In every silenced year my mother swallowed piano wire from under the lid of her parents’ baby grand.
The metal thread quilted her lungs together with tight purple sound. Those who hurt her
feared how she taught everything in air to vibrate: the heat shot full of murmur,
the sun’s scrape against the back of the sky.
Now she sits on her lawn, mending a patch of hedge as air turns out its screen doors.
She sets her foot on a spade and every flying sound holds its tone.
Look at the milk-fed colors of her garden; look at how everything she touches calls her name. [End Page 883]

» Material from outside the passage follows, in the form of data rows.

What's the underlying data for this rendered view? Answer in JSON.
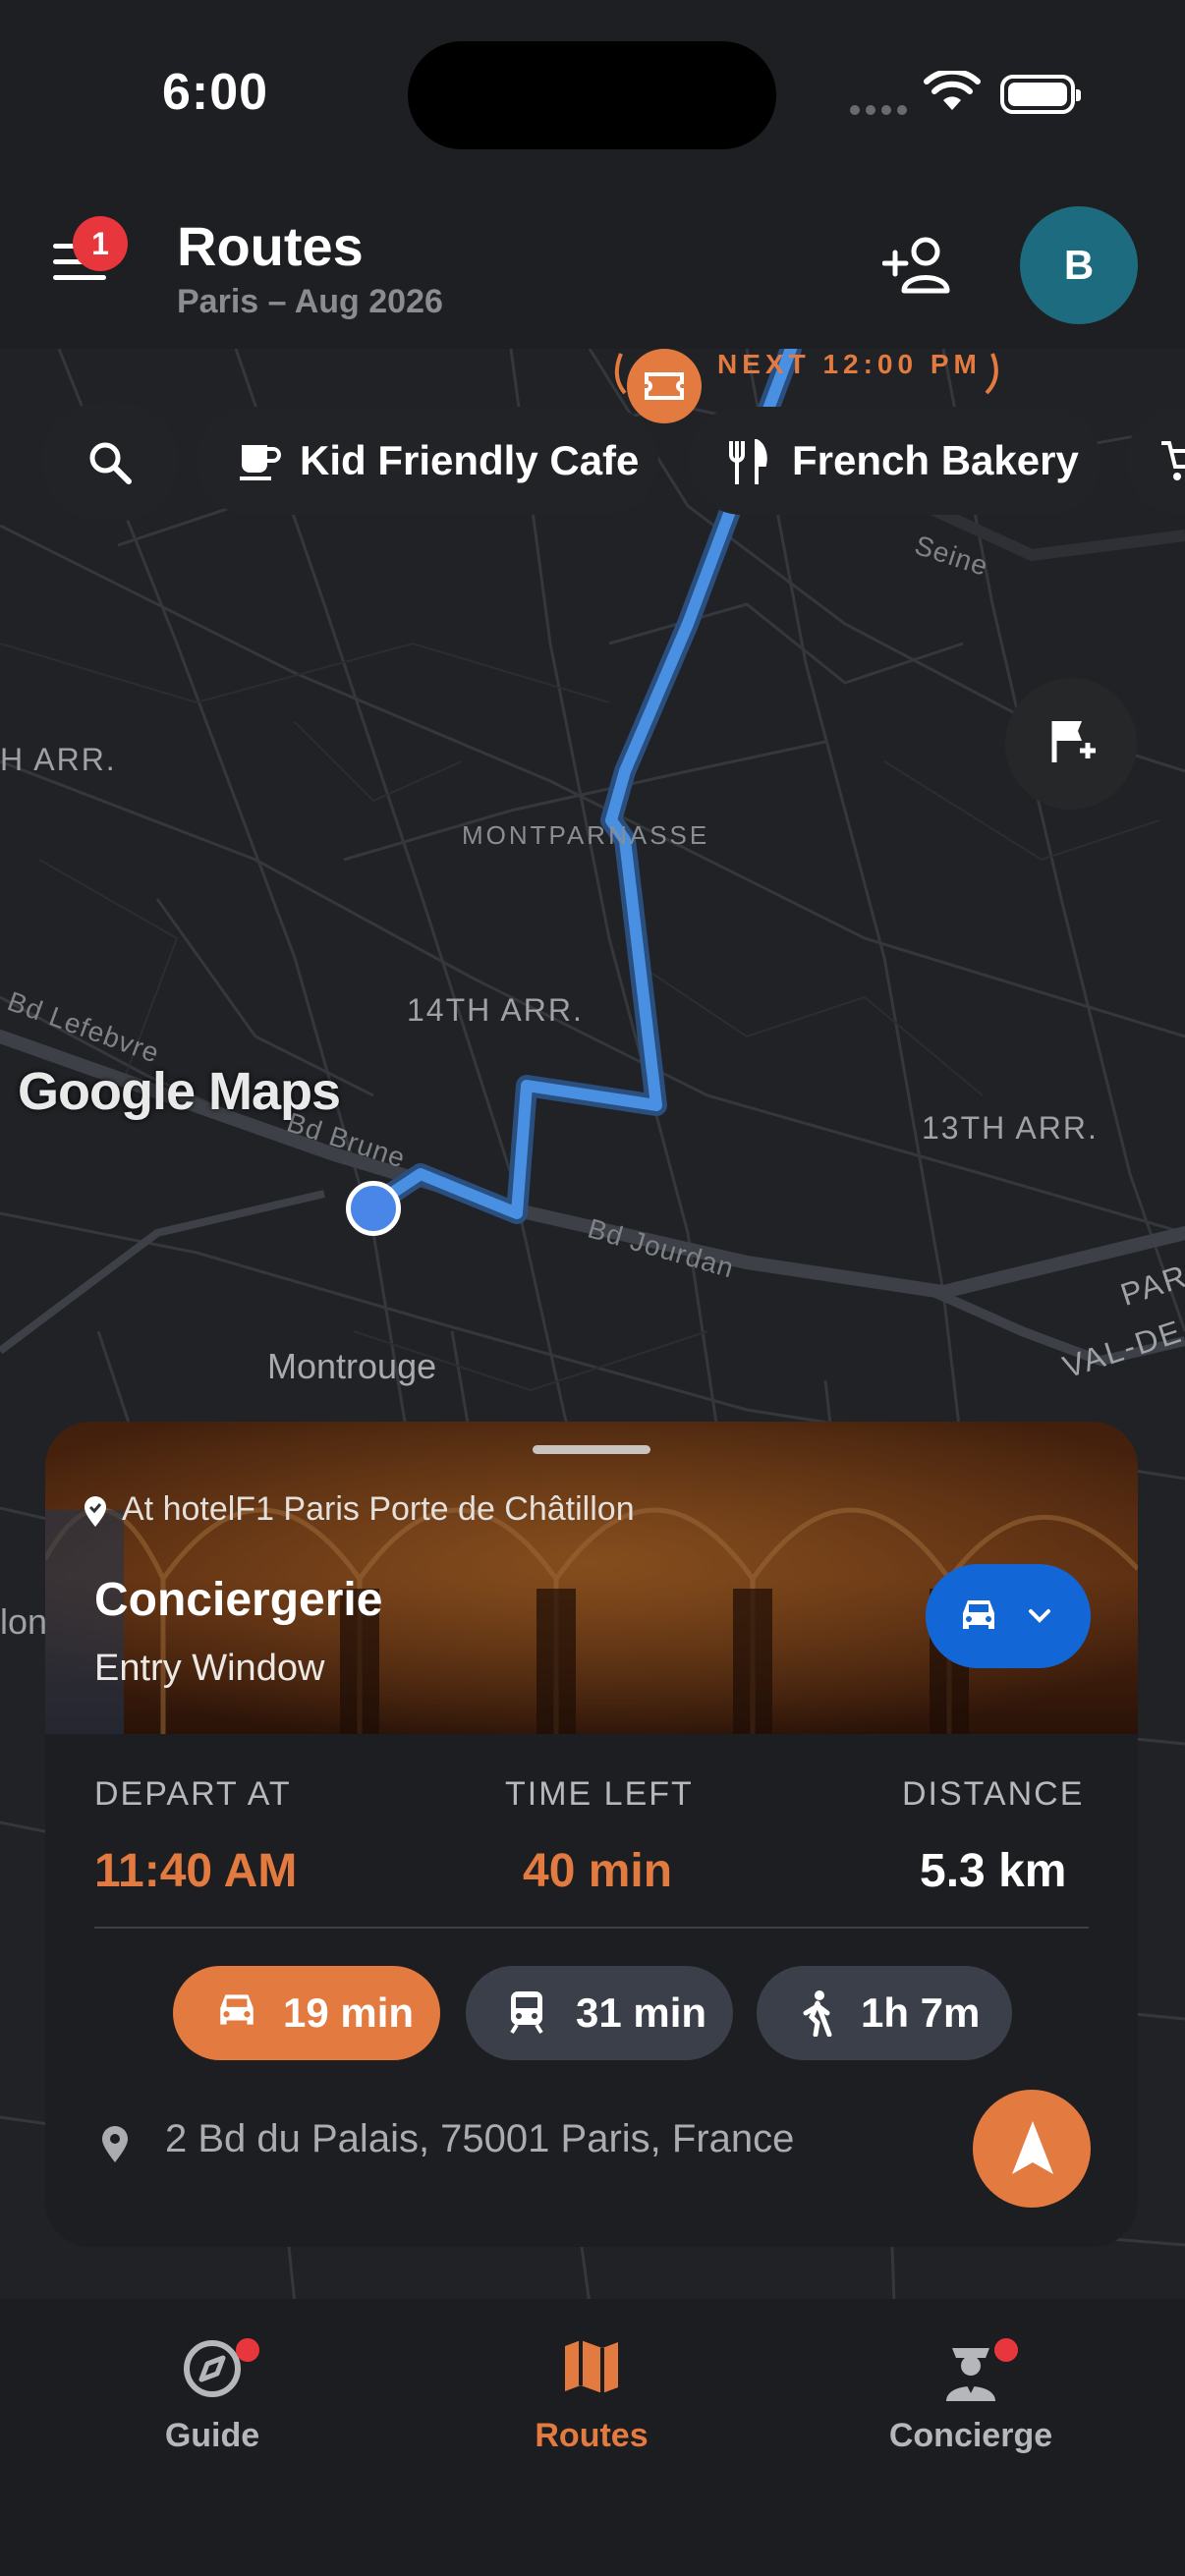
{
  "status_bar": {
    "time": "6:00"
  },
  "header": {
    "title": "Routes",
    "subtitle": "Paris – Aug 2026",
    "notification_count": "1",
    "avatar_initial": "B"
  },
  "next_event": {
    "label": "NEXT 12:00 PM"
  },
  "filter_chips": [
    {
      "label": "Kid Friendly Cafe",
      "icon": "coffee-icon"
    },
    {
      "label": "French Bakery",
      "icon": "utensils-icon"
    }
  ],
  "map": {
    "attribution": "Google Maps",
    "labels": {
      "arr_left": "H ARR.",
      "montparnasse": "MONTPARNASSE",
      "arr14": "14TH ARR.",
      "arr13": "13TH ARR.",
      "montrouge": "Montrouge",
      "seine": "Seine",
      "bd_lefebvre": "Bd Lefebvre",
      "bd_brune": "Bd Brune",
      "bd_jourdan": "Bd Jourdan",
      "par": "PAR",
      "val_de": "VAL-DE",
      "lon": "lon"
    }
  },
  "destination": {
    "start_location": "At hotelF1 Paris Porte de Châtillon",
    "name": "Conciergerie",
    "subtitle": "Entry Window",
    "mode_icon": "car-icon",
    "depart_label": "DEPART AT",
    "depart_value": "11:40 AM",
    "time_left_label": "TIME LEFT",
    "time_left_value": "40 min",
    "distance_label": "DISTANCE",
    "distance_value": "5.3 km",
    "modes": [
      {
        "icon": "car-icon",
        "label": "19 min",
        "active": true
      },
      {
        "icon": "train-icon",
        "label": "31 min",
        "active": false
      },
      {
        "icon": "walk-icon",
        "label": "1h 7m",
        "active": false
      }
    ],
    "address": "2 Bd du Palais, 75001 Paris, France"
  },
  "bottom_nav": [
    {
      "label": "Guide",
      "icon": "compass-icon",
      "active": false,
      "dot": true
    },
    {
      "label": "Routes",
      "icon": "map-icon",
      "active": true,
      "dot": false
    },
    {
      "label": "Concierge",
      "icon": "concierge-icon",
      "active": false,
      "dot": true
    }
  ],
  "colors": {
    "accent": "#e37a40",
    "route": "#4a90e2",
    "mode_button": "#1366d6",
    "badge": "#e8363d"
  }
}
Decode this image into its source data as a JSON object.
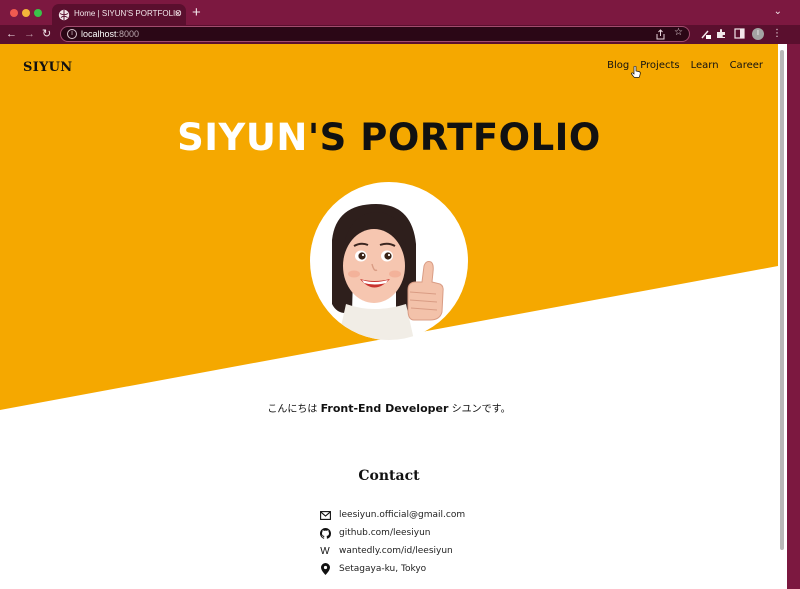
{
  "browser": {
    "tab_title": "Home | SIYUN'S PORTFOLIO",
    "tab_close": "×",
    "new_tab": "+",
    "tab_menu": "⌄",
    "url_host": "localhost",
    "url_port": ":8000",
    "back": "←",
    "forward": "→",
    "reload": "↻",
    "info_icon": "i",
    "star_icon": "☆",
    "menu_icon": "⋮",
    "avatar_initial": "I"
  },
  "site": {
    "logo": "SIYUN",
    "nav": [
      {
        "label": "Blog"
      },
      {
        "label": "Projects"
      },
      {
        "label": "Learn"
      },
      {
        "label": "Career"
      }
    ],
    "hero": {
      "title_name": "SIYUN",
      "title_rest": "'S PORTFOLIO"
    },
    "greeting": {
      "prefix": "こんにちは ",
      "role": "Front-End Developer",
      "suffix": " シユンです。"
    },
    "contact": {
      "title": "Contact",
      "items": [
        {
          "icon": "mail-icon",
          "glyph": "✉",
          "text": "leesiyun.official@gmail.com"
        },
        {
          "icon": "github-icon",
          "glyph": "",
          "text": "github.com/leesiyun"
        },
        {
          "icon": "wantedly-icon",
          "glyph": "W",
          "text": "wantedly.com/id/leesiyun"
        },
        {
          "icon": "location-pin-icon",
          "glyph": "",
          "text": "Setagaya-ku, Tokyo"
        }
      ]
    }
  },
  "colors": {
    "hero_yellow": "#f5a800",
    "browser_frame": "#7c1840"
  }
}
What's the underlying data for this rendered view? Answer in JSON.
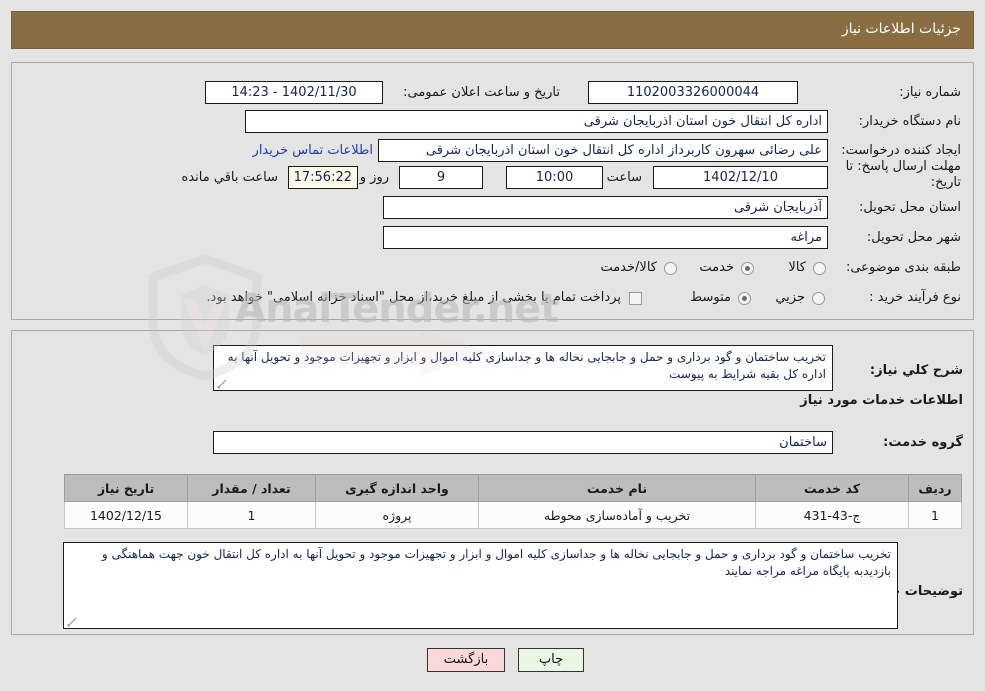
{
  "header": {
    "title": "جزئیات اطلاعات نیاز",
    "bar_color": "#8a6d42"
  },
  "top_section": {
    "need_number": {
      "label": "شماره نیاز:",
      "value": "1102003326000044"
    },
    "announce_datetime": {
      "label": "تاریخ و ساعت اعلان عمومی:",
      "value": "1402/11/30 - 14:23"
    },
    "buyer_org": {
      "label": "نام دستگاه خریدار:",
      "value": "اداره کل انتقال خون استان اذربایجان شرقی"
    },
    "request_creator": {
      "label": "ایجاد کننده درخواست:",
      "value": "علی رضائی سهرون کاربرداز اداره کل انتقال خون استان اذربایجان شرقی"
    },
    "contact_link": "اطلاعات تماس خریدار",
    "deadline": {
      "label": "مهلت ارسال پاسخ: تا تاریخ:",
      "date": "1402/12/10",
      "hour_label": "ساعت",
      "hour": "10:00",
      "days": "9",
      "days_suffix": "روز و",
      "countdown": "17:56:22",
      "countdown_suffix": "ساعت باقي مانده"
    },
    "province": {
      "label": "استان محل تحویل:",
      "value": "آذربایجان شرقی"
    },
    "city": {
      "label": "شهر محل تحویل:",
      "value": "مراغه"
    },
    "category": {
      "label": "طبقه بندی موضوعی:",
      "options": [
        "کالا",
        "خدمت",
        "کالا/خدمت"
      ],
      "selected": "خدمت"
    },
    "purchase_process": {
      "label": "نوع فرآیند خرید :",
      "options": [
        "جزیي",
        "متوسط"
      ],
      "selected": "متوسط"
    },
    "treasury_note": {
      "checked": false,
      "text": "پرداخت تمام یا بخشی از مبلغ خرید،از محل \"اسناد خزانه اسلامی\" خواهد بود."
    }
  },
  "mid_section": {
    "general_desc": {
      "label": "شرح کلي نیاز:",
      "value": "تخریب ساختمان و گود برداری و حمل و جابجایی نخاله ها و جداسازی کلیه اموال و ابزار و تجهیزات موجود و تحویل آنها به اداره کل بقیه شرایط به پیوست"
    },
    "services_heading": "اطلاعات خدمات مورد نیاز",
    "service_group": {
      "label": "گروه خدمت:",
      "value": "ساختمان"
    },
    "table": {
      "columns": [
        "ردیف",
        "کد خدمت",
        "نام خدمت",
        "واحد اندازه گیری",
        "تعداد / مقدار",
        "تاریخ نیاز"
      ],
      "rows": [
        {
          "row_no": "1",
          "service_code": "ج-43-431",
          "service_name": "تخریب و آماده‌سازی محوطه",
          "unit": "پروژه",
          "quantity": "1",
          "need_date": "1402/12/15"
        }
      ]
    },
    "buyer_notes": {
      "label": "توضیحات خریدار:",
      "value": "تخریب ساختمان و گود برداری و حمل و جابجایی نخاله ها و جداسازی کلیه اموال و ابزار و تجهیزات موجود و تحویل آنها به اداره کل انتقال خون جهت هماهنگی و بازدیدبه پایگاه مراغه مراجه نمایند"
    }
  },
  "footer": {
    "print_label": "چاپ",
    "back_label": "بازگشت"
  },
  "watermark": {
    "text": "AnalTender.net"
  }
}
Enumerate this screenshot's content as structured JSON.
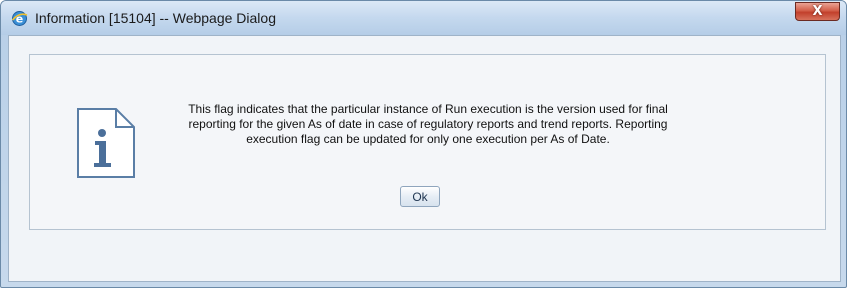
{
  "window": {
    "title": "Information [15104] -- Webpage Dialog",
    "close_label": "X"
  },
  "dialog": {
    "message": "This flag indicates that the particular instance of Run execution is the version used for final reporting for the given As of date in case of regulatory reports and trend reports. Reporting execution flag can be updated for only one execution per As of Date.",
    "ok_label": "Ok",
    "icon": "info-document-icon"
  },
  "colors": {
    "titlebar": "#c4d8ee",
    "close_button": "#c2402c",
    "panel_background": "#f4f6f9",
    "icon_stroke": "#5a7ea6"
  }
}
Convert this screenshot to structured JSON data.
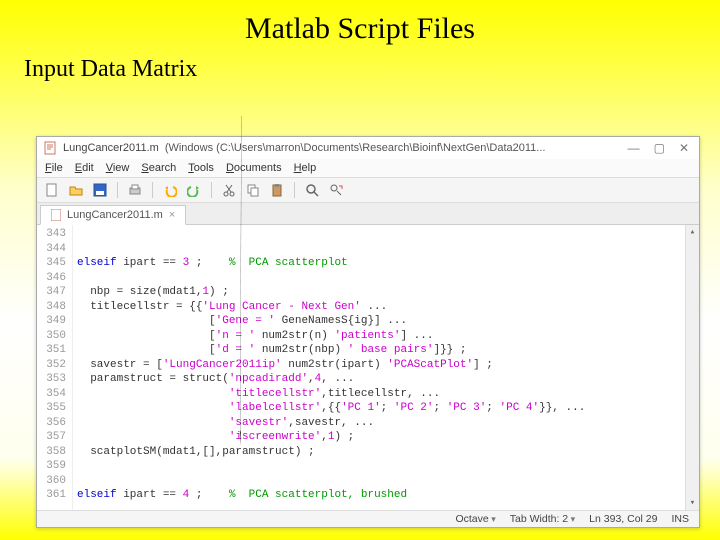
{
  "slide": {
    "title": "Matlab Script Files",
    "subtitle": "Input Data Matrix"
  },
  "titlebar": {
    "filename": "LungCancer2011.m",
    "path": "(Windows (C:\\Users\\marron\\Documents\\Research\\Bioinf\\NextGen\\Data2011...",
    "min": "—",
    "max": "▢",
    "close": "✕"
  },
  "menu": {
    "file": "File",
    "edit": "Edit",
    "view": "View",
    "search": "Search",
    "tools": "Tools",
    "documents": "Documents",
    "help": "Help"
  },
  "tab": {
    "label": "LungCancer2011.m",
    "close": "×"
  },
  "gutter": "343\n344\n345\n346\n347\n348\n349\n350\n351\n352\n353\n354\n355\n356\n357\n358\n359\n360\n361",
  "code": {
    "l343": "",
    "l344": "",
    "l345a": "elseif",
    "l345b": " ipart == ",
    "l345c": "3",
    "l345d": " ;    ",
    "l345e": "%  PCA scatterplot",
    "l346": "",
    "l347a": "  nbp = size(mdat1,",
    "l347b": "1",
    "l347c": ") ;",
    "l348a": "  titlecellstr = {{",
    "l348b": "'Lung Cancer - Next Gen'",
    "l348c": " ...",
    "l349a": "                    [",
    "l349b": "'Gene = '",
    "l349c": " GeneNamesS{ig}] ...",
    "l350a": "                    [",
    "l350b": "'n = '",
    "l350c": " num2str(n) ",
    "l350d": "'patients'",
    "l350e": "] ...",
    "l351a": "                    [",
    "l351b": "'d = '",
    "l351c": " num2str(nbp) ",
    "l351d": "' base pairs'",
    "l351e": "]}} ;",
    "l352a": "  savestr = [",
    "l352b": "'LungCancer2011ip'",
    "l352c": " num2str(ipart) ",
    "l352d": "'PCAScatPlot'",
    "l352e": "] ;",
    "l353a": "  paramstruct = struct(",
    "l353b": "'npcadiradd'",
    "l353c": ",",
    "l353d": "4",
    "l353e": ", ...",
    "l354a": "                       ",
    "l354b": "'titlecellstr'",
    "l354c": ",titlecellstr, ...",
    "l355a": "                       ",
    "l355b": "'labelcellstr'",
    "l355c": ",{{",
    "l355d": "'PC 1'",
    "l355e": "; ",
    "l355f": "'PC 2'",
    "l355g": "; ",
    "l355h": "'PC 3'",
    "l355i": "; ",
    "l355j": "'PC 4'",
    "l355k": "}}, ...",
    "l356a": "                       ",
    "l356b": "'savestr'",
    "l356c": ",savestr, ...",
    "l357a": "                       ",
    "l357b": "'iscreenwrite'",
    "l357c": ",",
    "l357d": "1",
    "l357e": ") ;",
    "l358": "  scatplotSM(mdat1,[],paramstruct) ;",
    "l359": "",
    "l360": "",
    "l361a": "elseif",
    "l361b": " ipart == ",
    "l361c": "4",
    "l361d": " ;    ",
    "l361e": "%  PCA scatterplot, brushed"
  },
  "status": {
    "lang": "Octave",
    "tabwidth_label": "Tab Width:",
    "tabwidth_value": "2",
    "pos": "Ln 393, Col 29",
    "mode": "INS"
  }
}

Rachel Nelson received the MFA degree from the University of Michigan in Ann Arbor, where she now resides. She has taught poetry workshops in Michigan prisons.